§ WORK REQUIRED:
Every entry needs to appear again exactly as written below.

§ DATA TO USE:

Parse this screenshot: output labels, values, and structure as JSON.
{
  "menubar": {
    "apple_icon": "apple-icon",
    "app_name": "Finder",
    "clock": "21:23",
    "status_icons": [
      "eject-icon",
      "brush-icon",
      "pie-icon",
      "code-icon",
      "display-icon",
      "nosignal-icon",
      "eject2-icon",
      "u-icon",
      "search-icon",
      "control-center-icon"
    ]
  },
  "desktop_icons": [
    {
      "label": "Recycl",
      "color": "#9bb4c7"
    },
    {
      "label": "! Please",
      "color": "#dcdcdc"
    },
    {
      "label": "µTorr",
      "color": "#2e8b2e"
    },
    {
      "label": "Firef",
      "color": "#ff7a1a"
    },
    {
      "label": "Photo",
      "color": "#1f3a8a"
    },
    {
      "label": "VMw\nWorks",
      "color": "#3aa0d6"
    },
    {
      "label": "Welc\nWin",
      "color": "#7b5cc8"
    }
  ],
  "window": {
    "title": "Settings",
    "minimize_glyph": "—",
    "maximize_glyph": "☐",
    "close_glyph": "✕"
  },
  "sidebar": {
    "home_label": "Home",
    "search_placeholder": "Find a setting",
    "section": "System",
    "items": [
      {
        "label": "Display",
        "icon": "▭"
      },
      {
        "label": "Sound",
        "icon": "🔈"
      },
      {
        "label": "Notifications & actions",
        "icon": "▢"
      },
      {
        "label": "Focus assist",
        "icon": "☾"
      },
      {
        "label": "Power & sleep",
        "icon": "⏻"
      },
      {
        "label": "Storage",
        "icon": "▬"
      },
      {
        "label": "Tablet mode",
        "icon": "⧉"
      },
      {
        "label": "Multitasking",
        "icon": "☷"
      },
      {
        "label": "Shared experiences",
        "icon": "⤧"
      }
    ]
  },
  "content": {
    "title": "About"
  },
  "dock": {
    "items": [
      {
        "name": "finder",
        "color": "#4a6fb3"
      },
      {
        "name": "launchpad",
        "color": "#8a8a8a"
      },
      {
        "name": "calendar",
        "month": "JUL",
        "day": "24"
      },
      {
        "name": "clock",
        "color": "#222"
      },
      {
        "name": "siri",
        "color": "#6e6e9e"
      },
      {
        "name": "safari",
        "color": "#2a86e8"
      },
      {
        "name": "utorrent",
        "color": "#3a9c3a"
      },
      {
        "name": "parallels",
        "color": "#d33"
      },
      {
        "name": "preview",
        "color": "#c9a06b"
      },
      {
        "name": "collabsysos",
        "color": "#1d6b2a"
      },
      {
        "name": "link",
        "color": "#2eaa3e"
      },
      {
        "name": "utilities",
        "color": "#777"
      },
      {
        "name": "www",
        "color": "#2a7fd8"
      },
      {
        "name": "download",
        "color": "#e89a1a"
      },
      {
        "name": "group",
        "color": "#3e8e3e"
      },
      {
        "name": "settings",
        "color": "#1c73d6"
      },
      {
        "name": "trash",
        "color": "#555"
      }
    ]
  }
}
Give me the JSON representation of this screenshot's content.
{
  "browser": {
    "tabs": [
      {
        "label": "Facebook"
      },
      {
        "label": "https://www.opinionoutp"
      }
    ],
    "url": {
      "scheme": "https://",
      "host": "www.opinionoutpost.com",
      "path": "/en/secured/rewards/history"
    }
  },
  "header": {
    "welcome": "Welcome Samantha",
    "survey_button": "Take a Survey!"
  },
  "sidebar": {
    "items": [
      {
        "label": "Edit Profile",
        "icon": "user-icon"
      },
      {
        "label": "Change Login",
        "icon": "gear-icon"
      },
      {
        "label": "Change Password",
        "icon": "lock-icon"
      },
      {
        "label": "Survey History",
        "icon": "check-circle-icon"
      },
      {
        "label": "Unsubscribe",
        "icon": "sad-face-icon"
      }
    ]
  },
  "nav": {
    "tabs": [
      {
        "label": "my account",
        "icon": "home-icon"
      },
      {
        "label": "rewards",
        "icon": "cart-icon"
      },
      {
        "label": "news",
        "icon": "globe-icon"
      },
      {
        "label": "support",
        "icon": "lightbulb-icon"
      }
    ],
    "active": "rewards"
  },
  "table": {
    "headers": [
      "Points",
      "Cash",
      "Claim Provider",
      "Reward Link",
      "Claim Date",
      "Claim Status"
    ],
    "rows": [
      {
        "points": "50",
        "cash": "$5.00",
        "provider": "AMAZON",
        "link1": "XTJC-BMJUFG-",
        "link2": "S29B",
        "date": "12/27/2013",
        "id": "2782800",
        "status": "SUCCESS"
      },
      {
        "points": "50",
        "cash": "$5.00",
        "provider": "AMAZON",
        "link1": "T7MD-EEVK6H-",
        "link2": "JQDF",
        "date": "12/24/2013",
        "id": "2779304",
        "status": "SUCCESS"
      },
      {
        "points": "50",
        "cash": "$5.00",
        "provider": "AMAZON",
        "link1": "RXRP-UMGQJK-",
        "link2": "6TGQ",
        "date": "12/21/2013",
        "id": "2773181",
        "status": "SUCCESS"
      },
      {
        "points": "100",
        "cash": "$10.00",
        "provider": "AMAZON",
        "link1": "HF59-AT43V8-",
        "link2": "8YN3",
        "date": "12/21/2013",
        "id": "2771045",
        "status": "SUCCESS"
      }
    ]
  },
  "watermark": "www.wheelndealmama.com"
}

§ FINISHED TASK:
Parse this screenshot: output labels, values, and structure as JSON.
{
  "menubar": {
    "apple_icon": "apple-icon",
    "app_name": "Finder",
    "clock": "21:23",
    "status_icons": [
      "eject-icon",
      "brush-icon",
      "pie-icon",
      "code-icon",
      "display-icon",
      "nosignal-icon",
      "eject2-icon",
      "u-icon",
      "search-icon",
      "control-center-icon"
    ]
  },
  "desktop_icons": [
    {
      "label": "Recycl",
      "color": "#9bb4c7"
    },
    {
      "label": "! Please",
      "color": "#dcdcdc"
    },
    {
      "label": "µTorr",
      "color": "#2e8b2e"
    },
    {
      "label": "Firef",
      "color": "#ff7a1a"
    },
    {
      "label": "Photo",
      "color": "#1f3a8a"
    },
    {
      "label": "VMw\nWorks",
      "color": "#3aa0d6"
    },
    {
      "label": "Welc\nWin",
      "color": "#7b5cc8"
    }
  ],
  "window": {
    "title": "Settings",
    "minimize_glyph": "—",
    "maximize_glyph": "☐",
    "close_glyph": "✕"
  },
  "sidebar": {
    "home_label": "Home",
    "search_placeholder": "Find a setting",
    "section": "System",
    "items": [
      {
        "label": "Display",
        "icon": "▭"
      },
      {
        "label": "Sound",
        "icon": "🔈"
      },
      {
        "label": "Notifications & actions",
        "icon": "▢"
      },
      {
        "label": "Focus assist",
        "icon": "☾"
      },
      {
        "label": "Power & sleep",
        "icon": "⏻"
      },
      {
        "label": "Storage",
        "icon": "▬"
      },
      {
        "label": "Tablet mode",
        "icon": "⧉"
      },
      {
        "label": "Multitasking",
        "icon": "☷"
      },
      {
        "label": "Shared experiences",
        "icon": "⤧"
      }
    ]
  },
  "content": {
    "title": "About"
  },
  "dock": {
    "items": [
      {
        "name": "finder",
        "color": "#4a6fb3"
      },
      {
        "name": "launchpad",
        "color": "#8a8a8a"
      },
      {
        "name": "calendar",
        "month": "JUL",
        "day": "24"
      },
      {
        "name": "clock",
        "color": "#222"
      },
      {
        "name": "siri",
        "color": "#6e6e9e"
      },
      {
        "name": "safari",
        "color": "#2a86e8"
      },
      {
        "name": "utorrent",
        "color": "#3a9c3a"
      },
      {
        "name": "parallels",
        "color": "#d33"
      },
      {
        "name": "preview",
        "color": "#c9a06b"
      },
      {
        "name": "collabsysos",
        "color": "#1d6b2a"
      },
      {
        "name": "link",
        "color": "#2eaa3e"
      },
      {
        "name": "utilities",
        "color": "#777"
      },
      {
        "name": "www",
        "color": "#2a7fd8"
      },
      {
        "name": "download",
        "color": "#e89a1a"
      },
      {
        "name": "group",
        "color": "#3e8e3e"
      },
      {
        "name": "settings",
        "color": "#1c73d6"
      },
      {
        "name": "trash",
        "color": "#555"
      }
    ]
  }
}
Give me the JSON representation of this screenshot's content.
{
  "browser": {
    "tabs": [
      {
        "label": "Facebook"
      },
      {
        "label": "https://www.opinionoutp"
      }
    ],
    "url": {
      "scheme": "https://",
      "host": "www.opinionoutpost.com",
      "path": "/en/secured/rewards/history"
    }
  },
  "header": {
    "welcome": "Welcome Samantha",
    "survey_button": "Take a Survey!"
  },
  "sidebar": {
    "items": [
      {
        "label": "Edit Profile",
        "icon": "user-icon"
      },
      {
        "label": "Change Login",
        "icon": "gear-icon"
      },
      {
        "label": "Change Password",
        "icon": "lock-icon"
      },
      {
        "label": "Survey History",
        "icon": "check-circle-icon"
      },
      {
        "label": "Unsubscribe",
        "icon": "sad-face-icon"
      }
    ]
  },
  "nav": {
    "tabs": [
      {
        "label": "my account",
        "icon": "home-icon"
      },
      {
        "label": "rewards",
        "icon": "cart-icon"
      },
      {
        "label": "news",
        "icon": "globe-icon"
      },
      {
        "label": "support",
        "icon": "lightbulb-icon"
      }
    ],
    "active": "rewards"
  },
  "table": {
    "headers": [
      "Points",
      "Cash",
      "Claim Provider",
      "Reward Link",
      "Claim Date",
      "Claim Status"
    ],
    "rows": [
      {
        "points": "50",
        "cash": "$5.00",
        "provider": "AMAZON",
        "link1": "XTJC-BMJUFG-",
        "link2": "S29B",
        "date": "12/27/2013",
        "id": "2782800",
        "status": "SUCCESS"
      },
      {
        "points": "50",
        "cash": "$5.00",
        "provider": "AMAZON",
        "link1": "T7MD-EEVK6H-",
        "link2": "JQDF",
        "date": "12/24/2013",
        "id": "2779304",
        "status": "SUCCESS"
      },
      {
        "points": "50",
        "cash": "$5.00",
        "provider": "AMAZON",
        "link1": "RXRP-UMGQJK-",
        "link2": "6TGQ",
        "date": "12/21/2013",
        "id": "2773181",
        "status": "SUCCESS"
      },
      {
        "points": "100",
        "cash": "$10.00",
        "provider": "AMAZON",
        "link1": "HF59-AT43V8-",
        "link2": "8YN3",
        "date": "12/21/2013",
        "id": "2771045",
        "status": "SUCCESS"
      }
    ]
  },
  "watermark": "www.wheelndealmama.com"
}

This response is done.